| TASK INSTRUCTIONS |
Lines that include the string "screenshot" are the ones to copy from the entries below.

| DATA SHOWN |
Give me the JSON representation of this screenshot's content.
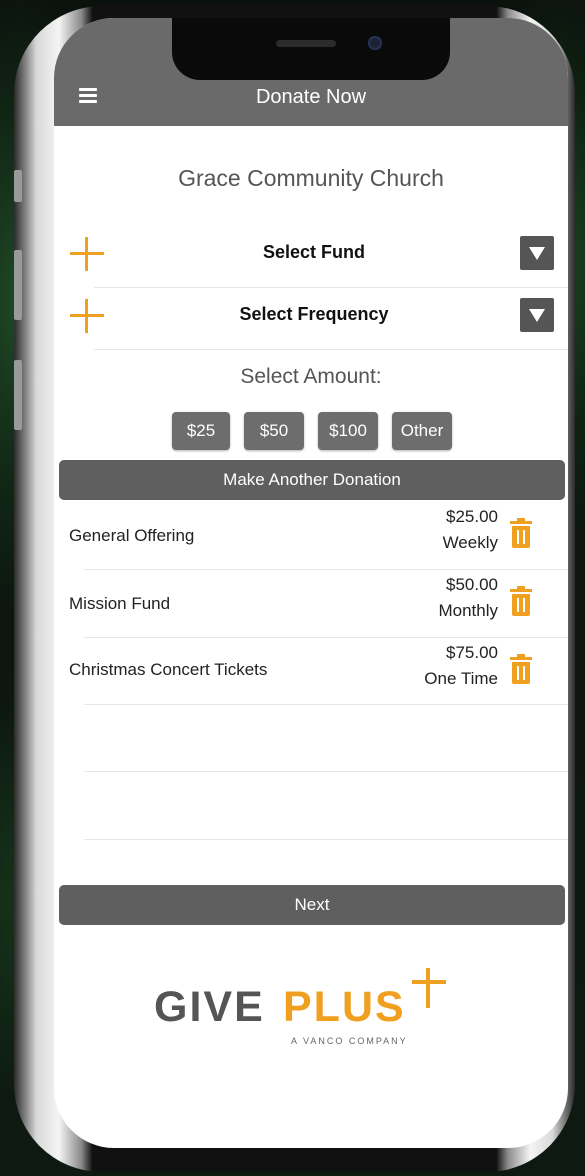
{
  "header": {
    "title": "Donate Now"
  },
  "organization": "Grace Community Church",
  "fund_select": {
    "label": "Select Fund"
  },
  "frequency_select": {
    "label": "Select Frequency"
  },
  "amount": {
    "title": "Select Amount:",
    "options": [
      "$25",
      "$50",
      "$100",
      "Other"
    ]
  },
  "make_another_label": "Make Another Donation",
  "donations": [
    {
      "name": "General Offering",
      "amount": "$25.00",
      "frequency": "Weekly"
    },
    {
      "name": "Mission Fund",
      "amount": "$50.00",
      "frequency": "Monthly"
    },
    {
      "name": "Christmas Concert Tickets",
      "amount": "$75.00",
      "frequency": "One Time"
    }
  ],
  "next_label": "Next",
  "logo": {
    "give": "GIVE",
    "plus": "PLUS",
    "tagline": "A VANCO COMPANY"
  },
  "colors": {
    "accent": "#f0a020",
    "header": "#6a6a6a",
    "button": "#6d6d6d"
  }
}
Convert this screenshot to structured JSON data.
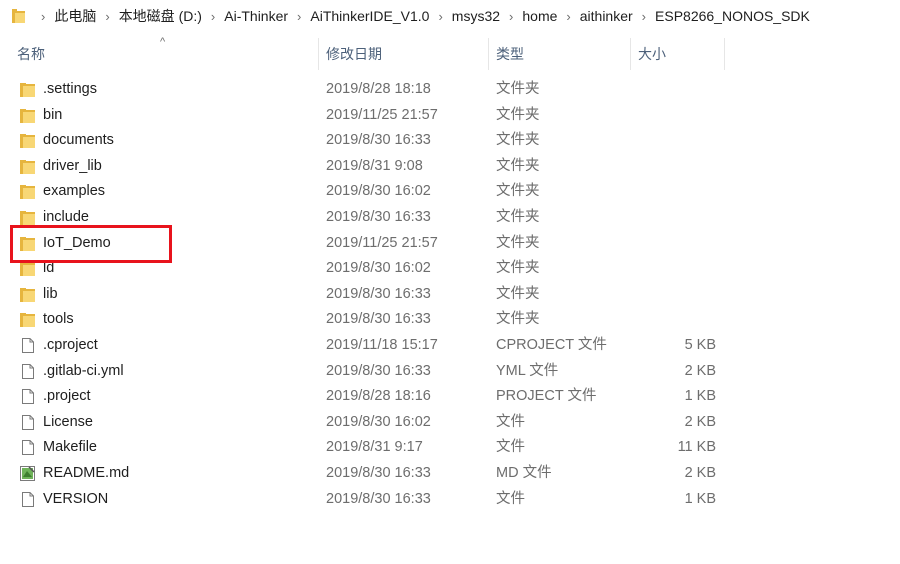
{
  "address_bar": {
    "crumbs": [
      "此电脑",
      "本地磁盘 (D:)",
      "Ai-Thinker",
      "AiThinkerIDE_V1.0",
      "msys32",
      "home",
      "aithinker",
      "ESP8266_NONOS_SDK"
    ],
    "separator": "›"
  },
  "columns": {
    "name": "名称",
    "date": "修改日期",
    "type": "类型",
    "size": "大小"
  },
  "files": [
    {
      "name": ".settings",
      "date": "2019/8/28 18:18",
      "type": "文件夹",
      "size": "",
      "icon": "folder-icon"
    },
    {
      "name": "bin",
      "date": "2019/11/25 21:57",
      "type": "文件夹",
      "size": "",
      "icon": "folder-icon"
    },
    {
      "name": "documents",
      "date": "2019/8/30 16:33",
      "type": "文件夹",
      "size": "",
      "icon": "folder-icon"
    },
    {
      "name": "driver_lib",
      "date": "2019/8/31 9:08",
      "type": "文件夹",
      "size": "",
      "icon": "folder-icon"
    },
    {
      "name": "examples",
      "date": "2019/8/30 16:02",
      "type": "文件夹",
      "size": "",
      "icon": "folder-icon"
    },
    {
      "name": "include",
      "date": "2019/8/30 16:33",
      "type": "文件夹",
      "size": "",
      "icon": "folder-icon"
    },
    {
      "name": "IoT_Demo",
      "date": "2019/11/25 21:57",
      "type": "文件夹",
      "size": "",
      "icon": "folder-icon"
    },
    {
      "name": "ld",
      "date": "2019/8/30 16:02",
      "type": "文件夹",
      "size": "",
      "icon": "folder-icon"
    },
    {
      "name": "lib",
      "date": "2019/8/30 16:33",
      "type": "文件夹",
      "size": "",
      "icon": "folder-icon"
    },
    {
      "name": "tools",
      "date": "2019/8/30 16:33",
      "type": "文件夹",
      "size": "",
      "icon": "folder-icon"
    },
    {
      "name": ".cproject",
      "date": "2019/11/18 15:17",
      "type": "CPROJECT 文件",
      "size": "5 KB",
      "icon": "file-icon"
    },
    {
      "name": ".gitlab-ci.yml",
      "date": "2019/8/30 16:33",
      "type": "YML 文件",
      "size": "2 KB",
      "icon": "file-icon"
    },
    {
      "name": ".project",
      "date": "2019/8/28 18:16",
      "type": "PROJECT 文件",
      "size": "1 KB",
      "icon": "file-icon"
    },
    {
      "name": "License",
      "date": "2019/8/30 16:02",
      "type": "文件",
      "size": "2 KB",
      "icon": "file-icon"
    },
    {
      "name": "Makefile",
      "date": "2019/8/31 9:17",
      "type": "文件",
      "size": "11 KB",
      "icon": "file-icon"
    },
    {
      "name": "README.md",
      "date": "2019/8/30 16:33",
      "type": "MD 文件",
      "size": "2 KB",
      "icon": "markdown-file-icon"
    },
    {
      "name": "VERSION",
      "date": "2019/8/30 16:33",
      "type": "文件",
      "size": "1 KB",
      "icon": "file-icon"
    }
  ],
  "highlight_item": "IoT_Demo",
  "colors": {
    "folder": "#f8d775",
    "folder_dark": "#e6b53e",
    "highlight_box": "#e8131c",
    "header_text": "#4c607a",
    "meta_text": "#6d6d6d"
  }
}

| ANSWER BELOW |
Give me the JSON representation of this screenshot's content.
Convert this screenshot to structured JSON data.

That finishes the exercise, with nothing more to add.